The task: Every line below that contains the word "icon" must be copied.

★ ★ ★ ★ ★

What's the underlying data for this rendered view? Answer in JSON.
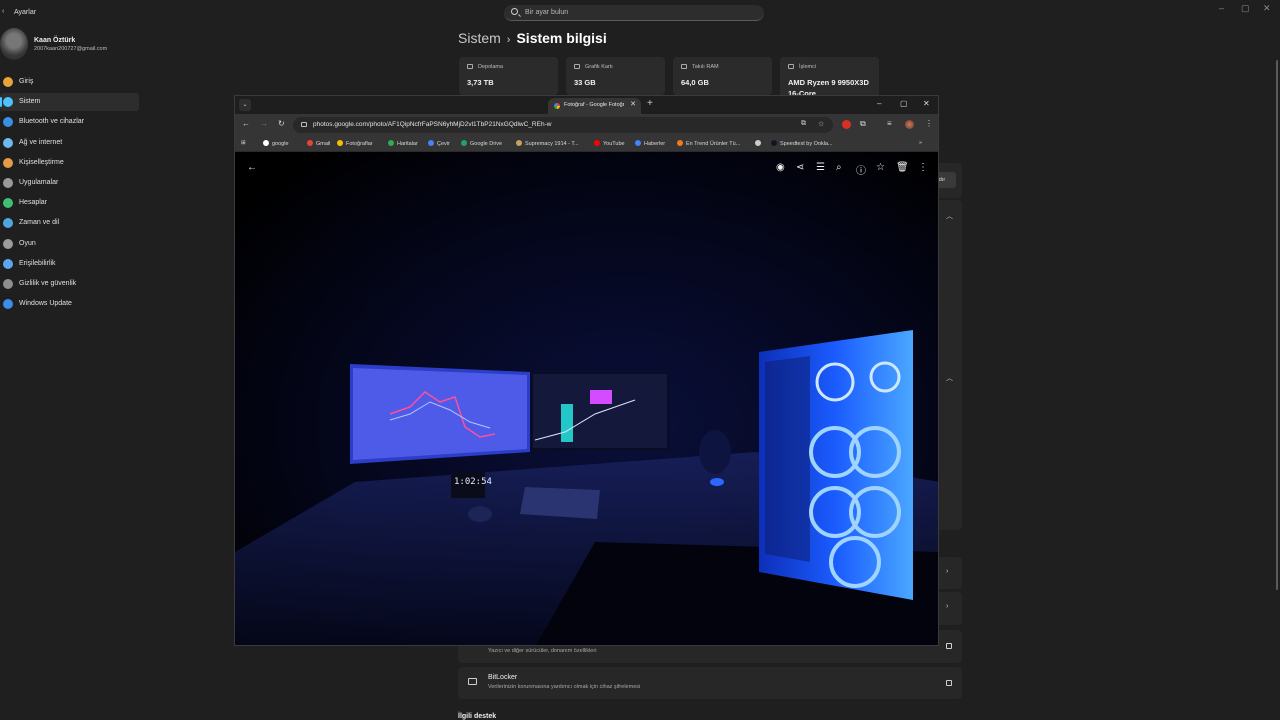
{
  "settings": {
    "app_title": "Ayarlar",
    "search_placeholder": "Bir ayar bulun",
    "user": {
      "name": "Kaan Öztürk",
      "email": "2007kaan200727@gmail.com"
    },
    "nav": [
      {
        "label": "Giriş",
        "icon": "home-icon",
        "color": "#e8a33a"
      },
      {
        "label": "Sistem",
        "icon": "system-icon",
        "color": "#4cc2ff",
        "active": true
      },
      {
        "label": "Bluetooth ve cihazlar",
        "icon": "bluetooth-icon",
        "color": "#3a8ee6"
      },
      {
        "label": "Ağ ve internet",
        "icon": "network-icon",
        "color": "#6fb7ef"
      },
      {
        "label": "Kişiselleştirme",
        "icon": "brush-icon",
        "color": "#e59b48"
      },
      {
        "label": "Uygulamalar",
        "icon": "apps-icon",
        "color": "#9a9a9a"
      },
      {
        "label": "Hesaplar",
        "icon": "account-icon",
        "color": "#3fbf75"
      },
      {
        "label": "Zaman ve dil",
        "icon": "clock-globe-icon",
        "color": "#4fa7e0"
      },
      {
        "label": "Oyun",
        "icon": "gamepad-icon",
        "color": "#9b9b9b"
      },
      {
        "label": "Erişilebilirlik",
        "icon": "accessibility-icon",
        "color": "#5aa7f0"
      },
      {
        "label": "Gizlilik ve güvenlik",
        "icon": "shield-icon",
        "color": "#8e8e8e"
      },
      {
        "label": "Windows Update",
        "icon": "update-icon",
        "color": "#3a8ee6"
      }
    ],
    "breadcrumb": {
      "parent": "Sistem",
      "current": "Sistem bilgisi"
    },
    "cards": [
      {
        "label": "Depolama",
        "value": "3,73 TB"
      },
      {
        "label": "Grafik Kartı",
        "value": "33 GB"
      },
      {
        "label": "Takılı RAM",
        "value": "64,0 GB"
      },
      {
        "label": "İşlemci",
        "value": "AMD Ryzen 9 9950X3D 16-Core"
      }
    ],
    "rename_button_partial": "dır",
    "device_manager": {
      "subtitle": "Yazıcı ve diğer sürücüler, donanım özellikleri"
    },
    "bitlocker": {
      "title": "BitLocker",
      "subtitle": "Verilerinizin korunmasına yardımcı olmak için cihaz şifrelemesi"
    },
    "related_support": "İlgili destek"
  },
  "chrome": {
    "tab_title": "Fotoğraf - Google Fotoğraflar",
    "url": "photos.google.com/photo/AF1QipNcfrFaPSN6yhMjD2vl1TbP21NxGQdlwC_REh-w",
    "bookmarks": [
      {
        "label": "google",
        "color": "#ffffff"
      },
      {
        "label": "Gmail",
        "color": "#ea4335"
      },
      {
        "label": "Fotoğraflar",
        "color": "#fbbc04"
      },
      {
        "label": "Haritalar",
        "color": "#34a853"
      },
      {
        "label": "Çevir",
        "color": "#4285f4"
      },
      {
        "label": "Google Drive",
        "color": "#1fa463"
      },
      {
        "label": "Supremacy 1914 - T...",
        "color": "#c8a060"
      },
      {
        "label": "YouTube",
        "color": "#ff0000"
      },
      {
        "label": "Haberler",
        "color": "#4285f4"
      },
      {
        "label": "En Trend Ürünler Tü...",
        "color": "#f27a1a"
      },
      {
        "label": "",
        "color": "#cccccc"
      },
      {
        "label": "Speedtest by Ookla...",
        "color": "#141526"
      }
    ],
    "photo_clock": "1:02:54"
  }
}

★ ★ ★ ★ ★

Result:
        "icon": "home-icon",
        "icon": "system-icon",
        "icon": "bluetooth-icon",
        "icon": "network-icon",
        "icon": "brush-icon",
        "icon": "apps-icon",
        "icon": "account-icon",
        "icon": "clock-globe-icon",
        "icon": "gamepad-icon",
        "icon": "accessibility-icon",
        "icon": "shield-icon",
        "icon": "update-icon",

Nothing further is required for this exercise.